One organisation supplied by the Felix Project is the Southside Rehabilitation Association in west Norwood, south London, a social enterprise that provides a daily hot meal and conversation for around 35 people with mental health problems. “For a lot of our users, this is the only hot meal they eat in a day,” said Julie El-Bahrawy, CEO of Southside. Jenny, 51, from Peckham, a mother of four who suffers anxiety and depression and lives on her own, said: “The only support I’ve got is here. I come three times a week because I am £500 in debt and with rising bills, I only have £25 a week for food to live on, so this hot lunch helps me get by. This Christmas will be tough. I’ll be at home but I can’t afford a special meal. I can’t even afford to put on the heating. I will wrap myself in a blanket and eat tinned sardines.” Cradling her plate of jerk chicken and rice and wiping away tears, she added: “I’ve heard of people my age stealing food, but I would rather go to bed hungry. I’ve lost about a stone. If it wasn’t for this place, I probably wouldn’t be alive. They’ve been a rock for me.”
Another charity supported by the Felix Project is the Food Chain, a group that provides a weekly hot lunch and get-together for up to 30 people living with HIV and in poverty at a location in east London. “If you are living with HIV, you need to eat well to manage the side effects of the medication,” said Anna Brewster, director of services at the Food Chain. “We’re the UK’s only specialist HIV nutrition charity. We used to have a diverse base but since the cost of living crisis, we’ve seen a big shift and food insecurity has become a big issue facing our users.”
Lora (not her real name), 64, tucking into a bacon quiche, is a case in point. She said: “I got a job as a part-time carer but it meant they cut my benefits and last month, after paying council tax and energy, I had just £5 left for food. That’s why I am here. I come here on a Wednesday and I go to another food bank on a Thursday. That’s how I survive. My fridge is empty, I have no money in my purse, it’s scary. Without this place, I don’t know what would have happened to me.”
Another patron, John, 49, who lives in a cold basement flat in Islington after being made redundant, said: “My life reminds me of how our grandparents lived in the Second World War, constantly on the edge and with a sense of portending disaster. Since my partner died of Covid three years ago, I feel more vulnerable. This place, for me it’s more than food, it’s my community.”
At West Silvertown Foundation near City Airport, which only recently got supplied by Felix after a year on the waiting list, community development co-ordinator Pietro Fioretta said: “Half our clientele are asylum-seekers who live in hotels and get served rice and chips for every meal. The other half are local people in poverty.

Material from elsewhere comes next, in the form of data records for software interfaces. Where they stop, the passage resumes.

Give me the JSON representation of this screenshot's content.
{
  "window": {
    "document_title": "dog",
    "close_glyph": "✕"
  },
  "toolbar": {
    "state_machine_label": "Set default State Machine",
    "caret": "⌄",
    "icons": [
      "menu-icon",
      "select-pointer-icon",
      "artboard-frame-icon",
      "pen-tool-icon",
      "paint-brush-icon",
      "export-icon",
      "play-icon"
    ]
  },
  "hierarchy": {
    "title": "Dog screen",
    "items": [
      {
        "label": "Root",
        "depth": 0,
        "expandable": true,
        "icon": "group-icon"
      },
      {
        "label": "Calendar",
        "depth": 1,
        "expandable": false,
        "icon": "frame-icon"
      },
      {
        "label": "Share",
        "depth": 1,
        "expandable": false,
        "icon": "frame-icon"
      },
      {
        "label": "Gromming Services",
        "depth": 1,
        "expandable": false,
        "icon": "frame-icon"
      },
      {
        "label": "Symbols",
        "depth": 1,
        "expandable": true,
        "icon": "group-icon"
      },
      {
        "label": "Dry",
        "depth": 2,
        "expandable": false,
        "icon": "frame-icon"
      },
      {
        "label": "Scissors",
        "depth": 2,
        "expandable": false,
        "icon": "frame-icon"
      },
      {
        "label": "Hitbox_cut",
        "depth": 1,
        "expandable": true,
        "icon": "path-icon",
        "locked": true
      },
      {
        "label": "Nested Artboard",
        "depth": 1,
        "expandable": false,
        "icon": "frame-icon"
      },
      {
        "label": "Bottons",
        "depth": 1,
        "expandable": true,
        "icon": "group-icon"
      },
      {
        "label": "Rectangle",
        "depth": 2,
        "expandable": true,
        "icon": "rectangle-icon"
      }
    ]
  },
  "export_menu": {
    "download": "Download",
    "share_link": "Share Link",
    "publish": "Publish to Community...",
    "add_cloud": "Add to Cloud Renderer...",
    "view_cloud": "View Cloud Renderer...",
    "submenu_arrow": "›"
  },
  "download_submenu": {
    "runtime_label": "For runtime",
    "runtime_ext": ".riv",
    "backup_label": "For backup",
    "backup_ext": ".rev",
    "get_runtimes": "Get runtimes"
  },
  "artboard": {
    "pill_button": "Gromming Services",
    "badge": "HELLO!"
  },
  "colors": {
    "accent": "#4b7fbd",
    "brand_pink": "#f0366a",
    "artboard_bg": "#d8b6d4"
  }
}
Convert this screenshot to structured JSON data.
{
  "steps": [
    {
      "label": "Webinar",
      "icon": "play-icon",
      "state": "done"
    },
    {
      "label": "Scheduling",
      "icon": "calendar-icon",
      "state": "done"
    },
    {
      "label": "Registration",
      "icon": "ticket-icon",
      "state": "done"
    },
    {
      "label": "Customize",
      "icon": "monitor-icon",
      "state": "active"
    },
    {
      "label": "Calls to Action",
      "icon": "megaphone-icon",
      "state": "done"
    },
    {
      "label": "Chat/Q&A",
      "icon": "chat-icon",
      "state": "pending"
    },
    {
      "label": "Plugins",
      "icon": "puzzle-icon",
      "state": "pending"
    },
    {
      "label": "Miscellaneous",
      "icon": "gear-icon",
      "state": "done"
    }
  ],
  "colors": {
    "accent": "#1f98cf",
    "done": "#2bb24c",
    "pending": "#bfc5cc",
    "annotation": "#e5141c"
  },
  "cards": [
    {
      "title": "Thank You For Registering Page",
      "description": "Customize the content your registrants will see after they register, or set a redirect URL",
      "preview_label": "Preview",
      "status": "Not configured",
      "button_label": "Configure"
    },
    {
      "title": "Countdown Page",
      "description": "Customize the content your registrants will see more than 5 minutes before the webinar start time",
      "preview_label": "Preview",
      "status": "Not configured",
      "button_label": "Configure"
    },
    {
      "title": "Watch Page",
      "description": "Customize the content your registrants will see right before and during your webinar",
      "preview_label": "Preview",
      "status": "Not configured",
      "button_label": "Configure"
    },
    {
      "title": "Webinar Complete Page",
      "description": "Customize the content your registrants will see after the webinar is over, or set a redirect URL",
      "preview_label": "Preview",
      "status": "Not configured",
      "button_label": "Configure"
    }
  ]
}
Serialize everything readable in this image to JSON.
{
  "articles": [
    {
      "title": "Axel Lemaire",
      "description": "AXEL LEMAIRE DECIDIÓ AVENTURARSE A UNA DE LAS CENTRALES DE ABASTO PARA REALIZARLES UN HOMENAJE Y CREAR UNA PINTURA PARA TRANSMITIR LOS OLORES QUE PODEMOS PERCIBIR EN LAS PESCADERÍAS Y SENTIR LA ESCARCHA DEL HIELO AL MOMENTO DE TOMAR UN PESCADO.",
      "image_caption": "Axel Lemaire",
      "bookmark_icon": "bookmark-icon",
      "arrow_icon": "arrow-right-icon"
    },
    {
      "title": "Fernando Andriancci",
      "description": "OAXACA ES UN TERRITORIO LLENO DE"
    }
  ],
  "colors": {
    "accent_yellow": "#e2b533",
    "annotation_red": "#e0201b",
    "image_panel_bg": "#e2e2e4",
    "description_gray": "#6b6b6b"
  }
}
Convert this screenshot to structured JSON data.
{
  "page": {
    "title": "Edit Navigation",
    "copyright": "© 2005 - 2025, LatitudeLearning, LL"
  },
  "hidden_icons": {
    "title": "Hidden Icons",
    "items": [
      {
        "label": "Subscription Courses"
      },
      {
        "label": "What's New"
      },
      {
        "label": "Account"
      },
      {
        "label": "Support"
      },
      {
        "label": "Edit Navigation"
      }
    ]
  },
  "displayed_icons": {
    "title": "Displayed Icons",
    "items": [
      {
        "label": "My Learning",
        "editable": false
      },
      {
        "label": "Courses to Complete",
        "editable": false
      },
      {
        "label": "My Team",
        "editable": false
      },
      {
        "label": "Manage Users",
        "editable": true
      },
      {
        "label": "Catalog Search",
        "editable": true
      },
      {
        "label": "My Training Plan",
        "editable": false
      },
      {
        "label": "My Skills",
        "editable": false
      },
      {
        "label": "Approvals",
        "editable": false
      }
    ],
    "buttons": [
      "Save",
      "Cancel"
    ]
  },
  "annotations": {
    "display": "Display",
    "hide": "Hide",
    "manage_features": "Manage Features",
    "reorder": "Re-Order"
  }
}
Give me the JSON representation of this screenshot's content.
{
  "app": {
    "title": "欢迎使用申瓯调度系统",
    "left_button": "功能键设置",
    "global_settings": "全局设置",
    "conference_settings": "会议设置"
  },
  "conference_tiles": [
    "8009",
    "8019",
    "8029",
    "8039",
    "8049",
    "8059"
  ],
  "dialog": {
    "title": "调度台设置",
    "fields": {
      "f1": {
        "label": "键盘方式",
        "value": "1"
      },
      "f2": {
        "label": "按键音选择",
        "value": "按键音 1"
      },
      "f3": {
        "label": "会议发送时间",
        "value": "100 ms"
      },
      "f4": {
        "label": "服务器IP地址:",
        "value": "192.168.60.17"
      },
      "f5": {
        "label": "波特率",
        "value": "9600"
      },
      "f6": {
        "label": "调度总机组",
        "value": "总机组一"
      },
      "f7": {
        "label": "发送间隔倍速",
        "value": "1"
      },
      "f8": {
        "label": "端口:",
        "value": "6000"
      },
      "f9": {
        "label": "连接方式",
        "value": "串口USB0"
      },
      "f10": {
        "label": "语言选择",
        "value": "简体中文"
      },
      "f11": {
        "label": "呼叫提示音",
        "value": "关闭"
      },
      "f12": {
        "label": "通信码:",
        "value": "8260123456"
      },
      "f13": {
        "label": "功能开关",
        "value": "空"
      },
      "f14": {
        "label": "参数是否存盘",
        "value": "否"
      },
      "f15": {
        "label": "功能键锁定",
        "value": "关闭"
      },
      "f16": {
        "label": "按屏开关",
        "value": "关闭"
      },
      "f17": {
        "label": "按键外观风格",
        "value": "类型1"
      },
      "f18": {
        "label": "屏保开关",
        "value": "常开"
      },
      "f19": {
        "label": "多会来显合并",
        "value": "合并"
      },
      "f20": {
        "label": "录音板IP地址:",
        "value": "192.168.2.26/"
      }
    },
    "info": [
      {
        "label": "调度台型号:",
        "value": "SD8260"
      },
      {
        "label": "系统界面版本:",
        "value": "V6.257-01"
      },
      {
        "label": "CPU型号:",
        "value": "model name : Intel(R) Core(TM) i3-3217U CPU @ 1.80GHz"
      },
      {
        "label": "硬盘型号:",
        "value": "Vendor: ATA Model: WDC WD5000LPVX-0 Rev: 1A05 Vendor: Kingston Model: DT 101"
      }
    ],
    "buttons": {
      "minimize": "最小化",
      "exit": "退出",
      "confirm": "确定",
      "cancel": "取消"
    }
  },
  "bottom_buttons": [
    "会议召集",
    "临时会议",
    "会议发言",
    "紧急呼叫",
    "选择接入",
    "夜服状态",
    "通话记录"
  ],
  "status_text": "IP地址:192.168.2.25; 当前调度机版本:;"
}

Some worked their whole life and are retired but can’t afford to provide for themselves, so having Felix provide fresh produce is a huge pick-me-up. They look with wonder at the rhubarb and pineapple and discuss with excitement how they might cook it. For them it’s a game-changer.”
How you can help
£10 could provide a nourishing meal for a Londoner every day for a month
£20 could provide a duvet and pillow to a young person helping them sleep at night
£50 could contribute to a new school uniform for a child fleeing with a parent from an abusive relationship
£100 could provide 400 meals for families at a local community centre
£300 could pay for all that’s needed by a family expecting a baby, including new cot, mattress and pram
£1,750 could get a truck packed with enough food for 7,000 meals
In a nutshell
We have partnered with Comic Relief to launch our Winter Survival Appeal Christmas Campaign, with Comic Relief pledging £500,000 to kick off our fund. The money we raise will help fund charities in London and across the country helping people who are struggling with the cost of living crisis
To make a donation, visit comicrelief.com/wintersurvival